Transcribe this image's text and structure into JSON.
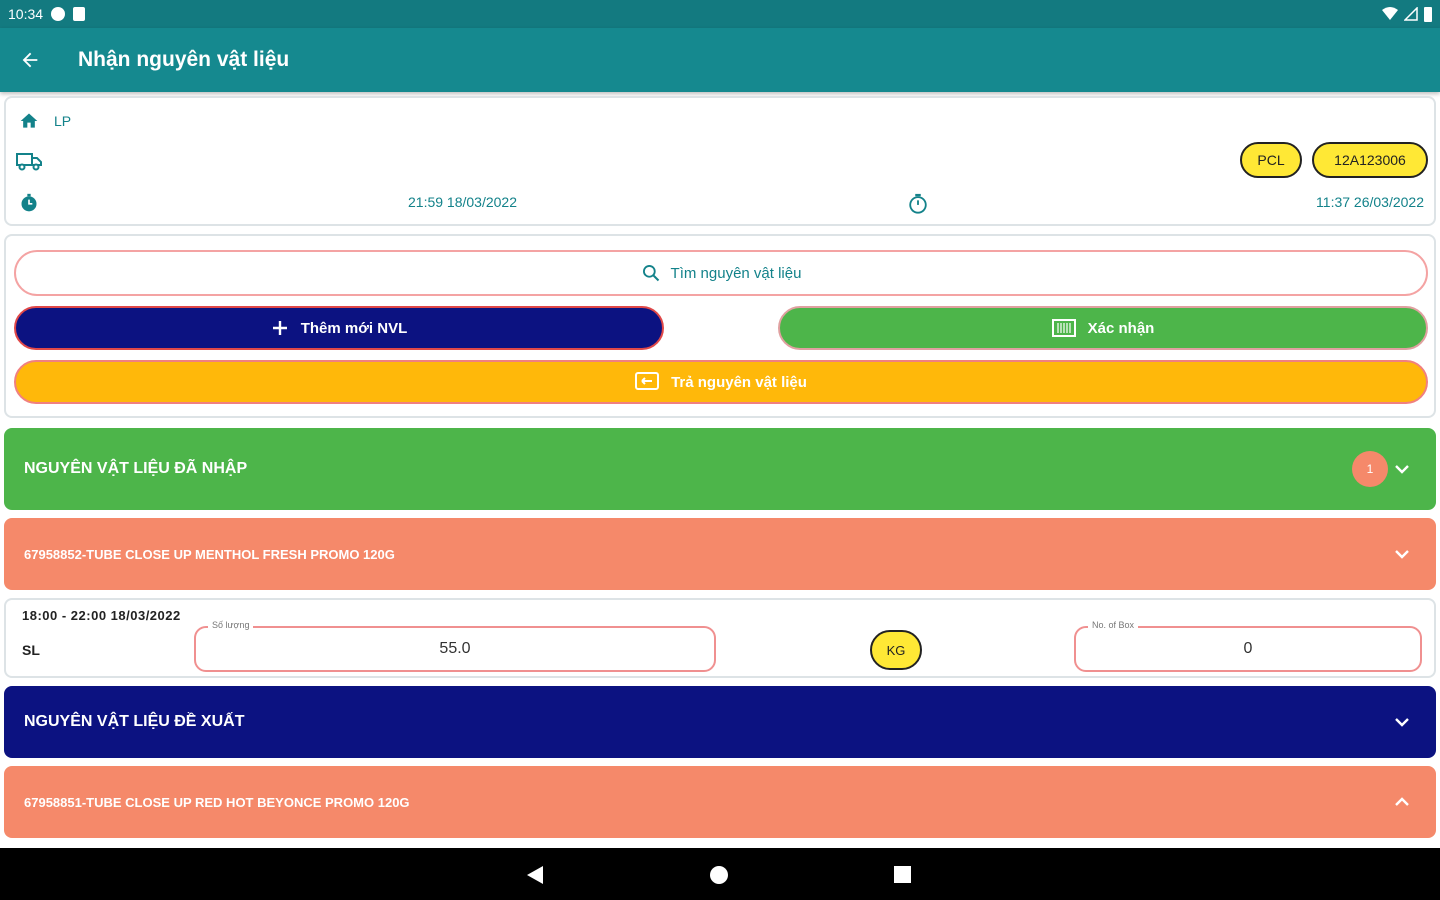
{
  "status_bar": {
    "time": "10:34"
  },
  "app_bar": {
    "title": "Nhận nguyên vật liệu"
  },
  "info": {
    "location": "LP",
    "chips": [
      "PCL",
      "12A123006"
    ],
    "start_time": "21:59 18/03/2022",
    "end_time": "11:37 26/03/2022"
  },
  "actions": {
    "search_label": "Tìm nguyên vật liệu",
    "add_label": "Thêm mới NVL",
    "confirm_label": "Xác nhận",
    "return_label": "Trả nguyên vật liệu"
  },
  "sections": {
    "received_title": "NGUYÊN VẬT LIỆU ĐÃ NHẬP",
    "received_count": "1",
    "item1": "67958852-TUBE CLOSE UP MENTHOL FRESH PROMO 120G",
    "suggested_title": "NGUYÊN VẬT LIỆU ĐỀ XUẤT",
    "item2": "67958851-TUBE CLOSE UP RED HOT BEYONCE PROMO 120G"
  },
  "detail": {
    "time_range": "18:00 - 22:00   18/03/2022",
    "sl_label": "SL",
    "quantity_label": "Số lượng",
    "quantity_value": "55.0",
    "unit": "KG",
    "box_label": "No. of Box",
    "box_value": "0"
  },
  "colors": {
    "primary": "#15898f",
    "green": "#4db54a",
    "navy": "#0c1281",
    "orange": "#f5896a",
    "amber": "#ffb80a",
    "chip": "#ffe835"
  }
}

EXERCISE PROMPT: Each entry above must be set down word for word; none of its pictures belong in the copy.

RESULT:
Transcribe this image's text and structure into JSON.
{
  "status_bar": {
    "time": "10:34"
  },
  "app_bar": {
    "title": "Nhận nguyên vật liệu"
  },
  "info": {
    "location": "LP",
    "chips": [
      "PCL",
      "12A123006"
    ],
    "start_time": "21:59 18/03/2022",
    "end_time": "11:37 26/03/2022"
  },
  "actions": {
    "search_label": "Tìm nguyên vật liệu",
    "add_label": "Thêm mới NVL",
    "confirm_label": "Xác nhận",
    "return_label": "Trả nguyên vật liệu"
  },
  "sections": {
    "received_title": "NGUYÊN VẬT LIỆU ĐÃ NHẬP",
    "received_count": "1",
    "item1": "67958852-TUBE CLOSE UP MENTHOL FRESH PROMO 120G",
    "suggested_title": "NGUYÊN VẬT LIỆU ĐỀ XUẤT",
    "item2": "67958851-TUBE CLOSE UP RED HOT BEYONCE PROMO 120G"
  },
  "detail": {
    "time_range": "18:00 - 22:00   18/03/2022",
    "sl_label": "SL",
    "quantity_label": "Số lượng",
    "quantity_value": "55.0",
    "unit": "KG",
    "box_label": "No. of Box",
    "box_value": "0"
  },
  "colors": {
    "primary": "#15898f",
    "green": "#4db54a",
    "navy": "#0c1281",
    "orange": "#f5896a",
    "amber": "#ffb80a",
    "chip": "#ffe835"
  }
}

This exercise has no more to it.